DR. HOOK- Eat up! But be sure food is bacteria-free
Poison is such a sneaky way to murder someone. Kings and Queens made servants sample their meals beforehand to ensure they weren't poisoned. (Something tells me these servants hated buffets.) Though increasingly now it seems like our current food system is accidentally poisoning Americans. I don't mean to throw tomatoes at the FDA, but I never thought tomatoes would be linked to a Salmonella outbreak. I thought Salmonella was reserved to chickens and eggs– oh, and there was the ice cream epidemic... oops, and the peanut butter fiasco... and Colorado tap water, turtles... hmmm, I need to rethink this.
Salmonella is not an Italian fish that swims upstream. It is the #1 cause of food poisoning outbreaks. This bacterium causes everything from acute gastroenteritis (nausea, vomiting, diarrhea) to typhoid fever.
Antibiotics don't work so well against Salmonella because of resistance, which appears to be from the livestock getting antibiotics. (I don't get that? How come the CDC yells at doctors not to prescribe antibiotics for viral illnesses, but uninfected Elsie the Cow gets antibiotics like candy?)
So about 80 percent of food poisoning occurs from commercially or institutionally prepared foods. Improper food storage is a huge culprit. Not chilling the food appropriately allows bacteria to fester. Too-low cooking temperatures will not kill bacteria. Cross-contamination of foods is like letting Campylobacter-contaminated chicken cross the road to get to other foods. Food handlers who don't wash their hands (especially after using the bathroom) can transmit their fecal to your oral.
So now with the small farms and food businesses all replaced by large food factories, food poisoning is easier to spread to millions of Americans. (That is why I try to buy local and eat organic foods.)
E. coli can cause more than traveler's diarrhea. The 0157:H7 variety can cause bloody diarrhea and be deadly. The bacteria live in healthy cattle, but also horses, sheep, deer, goats, and of all things... dogs. Lassie of today might save Timmy in the well, but his dog poop might contaminate the vegetable garden and do the family in.

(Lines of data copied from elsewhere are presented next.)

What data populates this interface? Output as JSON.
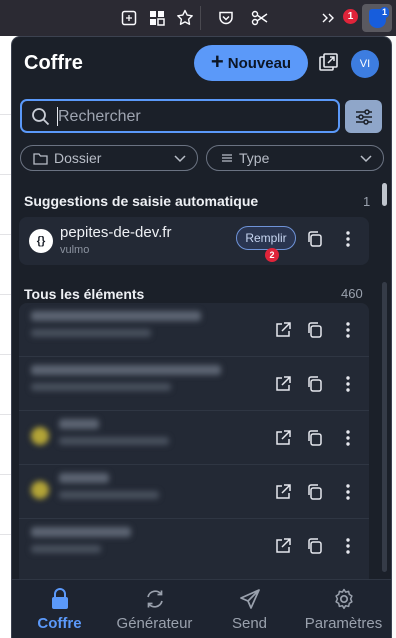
{
  "browser": {
    "extension_badge": "1",
    "bitwarden_count": "1"
  },
  "header": {
    "title": "Coffre",
    "new_button": "Nouveau",
    "avatar_initials": "VI"
  },
  "search": {
    "placeholder": "Rechercher"
  },
  "filters": {
    "folder": "Dossier",
    "type": "Type"
  },
  "autofill": {
    "title": "Suggestions de saisie automatique",
    "count": "1",
    "item": {
      "icon": "{}",
      "name": "pepites-de-dev.fr",
      "username": "vulmo",
      "fill_button": "Remplir",
      "fill_badge": "2"
    }
  },
  "all_items": {
    "title": "Tous les éléments",
    "count": "460"
  },
  "nav": {
    "vault": "Coffre",
    "generator": "Générateur",
    "send": "Send",
    "settings": "Paramètres"
  },
  "colors": {
    "accent": "#5b99f9",
    "popup_bg": "#1b2029",
    "card_bg": "#232935",
    "badge_red": "#e0243a"
  }
}
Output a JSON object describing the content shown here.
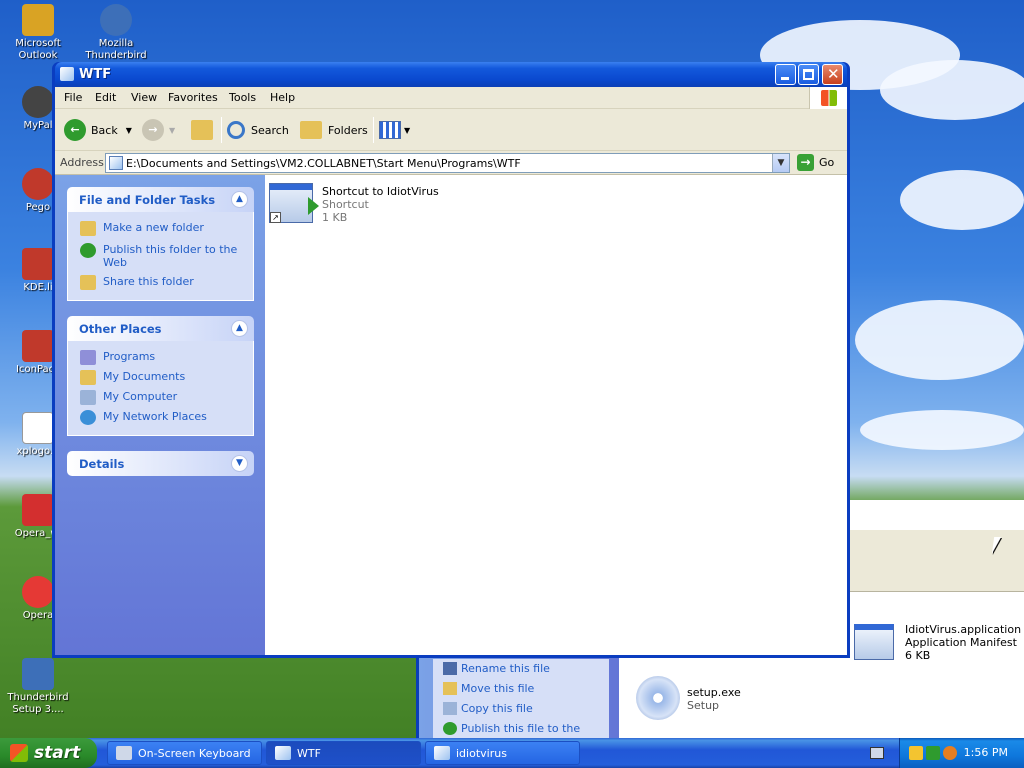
{
  "desktop": {
    "icons": [
      {
        "label": "Microsoft Outlook",
        "color": "#d9a324"
      },
      {
        "label": "Mozilla Thunderbird",
        "color": "#3d6fb8"
      },
      {
        "label": "MyPal",
        "color": "#444444"
      },
      {
        "label": "Pego",
        "color": "#c0392b"
      },
      {
        "label": "KDE.li",
        "color": "#c0392b"
      },
      {
        "label": "IconPack",
        "color": "#c0392b"
      },
      {
        "label": "xplogo.p",
        "color": "#ffffff"
      },
      {
        "label": "Opera_wi",
        "color": "#d32f2f"
      },
      {
        "label": "Opera",
        "color": "#e53935"
      },
      {
        "label": "Thunderbird Setup 3....",
        "color": "#3d6fb8"
      }
    ]
  },
  "background_window": {
    "tasks": [
      {
        "label": "Rename this file",
        "icon": "rename-icon"
      },
      {
        "label": "Move this file",
        "icon": "move-icon"
      },
      {
        "label": "Copy this file",
        "icon": "copy-icon"
      },
      {
        "label": "Publish this file to the Web",
        "icon": "globe-icon"
      }
    ],
    "files": [
      {
        "name": "IdiotVirus.application",
        "type": "Application Manifest",
        "size": "6 KB"
      },
      {
        "name": "setup.exe",
        "type": "Setup"
      }
    ]
  },
  "window": {
    "title": "WTF",
    "menu": [
      "File",
      "Edit",
      "View",
      "Favorites",
      "Tools",
      "Help"
    ],
    "toolbar": {
      "back_label": "Back",
      "search_label": "Search",
      "folders_label": "Folders"
    },
    "address": {
      "label": "Address",
      "value": "E:\\Documents and Settings\\VM2.COLLABNET\\Start Menu\\Programs\\WTF",
      "go_label": "Go"
    },
    "panels": {
      "file_tasks": {
        "title": "File and Folder Tasks",
        "items": [
          {
            "label": "Make a new folder",
            "icon": "new-folder-icon"
          },
          {
            "label": "Publish this folder to the Web",
            "icon": "globe-icon"
          },
          {
            "label": "Share this folder",
            "icon": "share-folder-icon"
          }
        ]
      },
      "other_places": {
        "title": "Other Places",
        "items": [
          {
            "label": "Programs",
            "icon": "programs-folder-icon"
          },
          {
            "label": "My Documents",
            "icon": "my-documents-icon"
          },
          {
            "label": "My Computer",
            "icon": "my-computer-icon"
          },
          {
            "label": "My Network Places",
            "icon": "network-places-icon"
          }
        ]
      },
      "details": {
        "title": "Details"
      }
    },
    "files": [
      {
        "name": "Shortcut to IdiotVirus",
        "type": "Shortcut",
        "size": "1 KB"
      }
    ]
  },
  "taskbar": {
    "start_label": "start",
    "buttons": [
      {
        "label": "On-Screen Keyboard"
      },
      {
        "label": "WTF"
      },
      {
        "label": "idiotvirus"
      }
    ],
    "clock": "1:56 PM"
  },
  "colors": {
    "link_blue": "#215dc6",
    "title_blue": "#0a49cf",
    "start_green": "#2a8a2a"
  }
}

Staph aureus likes to camp out on precooked, prepackaged meats with high salt (like ham) sitting in room temperature. Staph aureus releases toxins onto the food, so you can't cook them out with heat. The toxins can make a person vomit within 30 minutes (but usually two-to-six hours), and then Niagara Falls comes out the other end.

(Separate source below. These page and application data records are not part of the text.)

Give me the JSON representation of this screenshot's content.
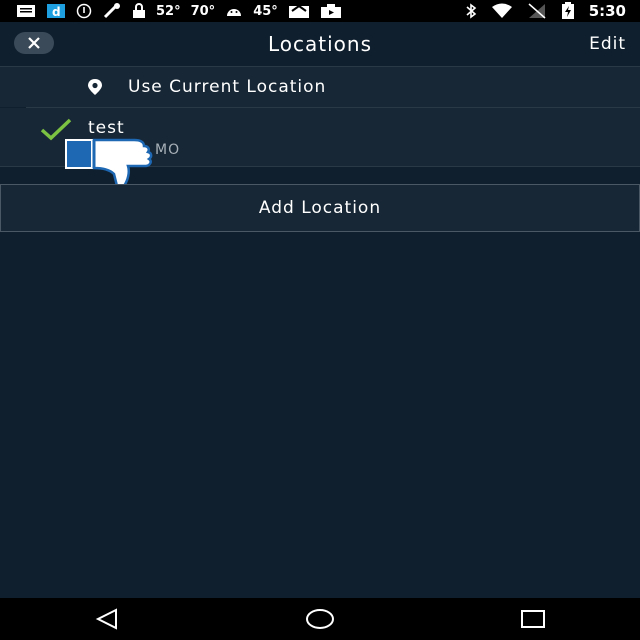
{
  "status_bar": {
    "time": "5:30",
    "temp1": "52°",
    "temp2": "70°",
    "temp3": "45°"
  },
  "header": {
    "title": "Locations",
    "edit_label": "Edit"
  },
  "locations": {
    "current_location_label": "Use Current Location",
    "items": [
      {
        "name": "test",
        "sub": "MO",
        "selected": true
      }
    ]
  },
  "add_location_label": "Add Location",
  "colors": {
    "background": "#0f1f2d",
    "row": "#172735",
    "check": "#7cc242",
    "thumb_blue": "#1d67b3"
  }
}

Soups left out under-heated also love Staph aureus. (No Chicken Soup for the Soul in that case.)
Clostridium perfringens leaves spores in meat sitting in 80-120 degree Fahrenheit temperatures. (Ah, can I have this well-done please?) Usually this causes abdominal cramps and diarrhea without fever, but some strains can be deadly.
Clostridium botulinum can be found in canned foods; the toxins paralyze the muscles. (Yes, this is what Botox is all about: from food poison to wrinkle remover. What will they think of next? Anthrax for facials?) There is also infant botulism in which the spores colonize in the infant's gut. Honey is directly linked to this, and corn has been implicated.
Have you ever had chitterlings? Undercooked pork can have Yersinia enterocolitica, though I've heard the smell of chitterlings alone might make you nauseated.
Powdered infant formula was contaminated with Enterobacter sakazakii that caused meningitis and a severely damaging colon infection. Raspberries from Guatemala in 1996-97 had Cyclospora and caused weeks of mucous-filled diarrhea. Four hundred thousand Milwaukee folks suffered from Cryptosporidiosis in their drinking water in 1993. Listeria isn't common, but it's the #1 killer among the food poisons. It's found in unpasteurized milk but was also in a cafeteria corn salad once.
Egads, I haven't even gotten to virus, chemical ingestions, and seafood, but I'm out of time. I hope in this short article I've served up some food for thought.
Dr. Hook cracks a joke or two, but he's a renowned physician with a local practice. Email him with your questions.